Our problem is very similar. Here, too we will prefer the cells which are reachable via an Up-Down move to the cells which require a Left-Right move.
Consequently adding the former in the front and the latter at the back.

Hence our matrix is equivalent to a graph where all the cells situated in the vertical direction of the current cell is exactly like nodes connected with 0 edge weight.
While cells in the horizontal direction to the current cell behaves like nodes with 1 edge weight.

You may ask why we need the shortest path algorithm here?

Since 0–1 BFS will reach every node in the graph via a minimum cost path, we too will be able to visit each cell in the matrix optimally.

So, if it is not possible to visit a cell via the shortest path for the given constraints, we can safely say, the cell is out of our reach.

Another way to look at it, if we plan to travel to a cell C with a longer path than the shortest path, we might waste our precious Left-Right moves and reduce our reach further. Let’s see this idea in action below.

Application of 0–1 BFS

We now have a solid understanding of our solution approach. It is time to get Captain Dlon Husk home 🌍

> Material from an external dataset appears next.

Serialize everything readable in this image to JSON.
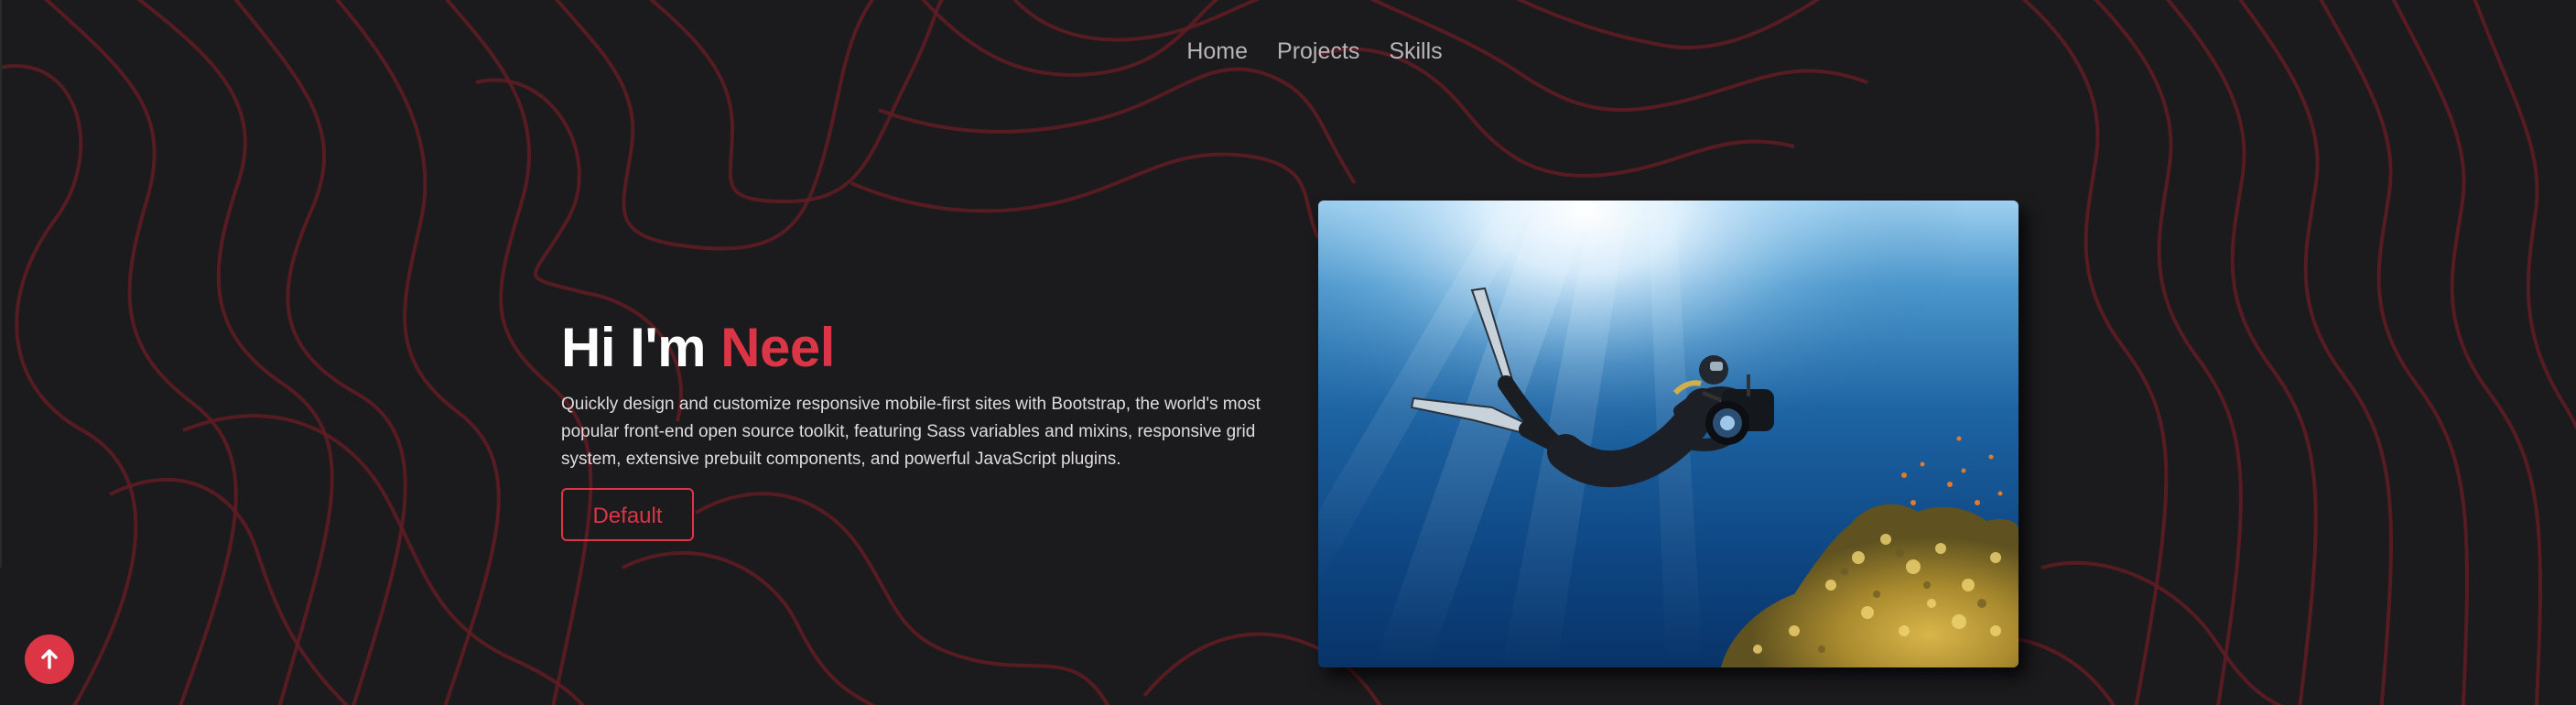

The Code 🎉

Input (1 based indexing)

4 5  // NxM
3 2 // R,C
1 2 // X,Y


10  //Number of cells reachable

Code in C++14

Congratulations! Captain, you are home 🏡

Want more content like this?
Let me know in the comments below.

You can connect with me on Twitter here: abshekha



Abhimanyu Shekhawat
Code Stories

SDE2 @ Microsoft| Ex- Oracle | Ex-Paypal | GSoC’16 | Writes about Programming & Psychology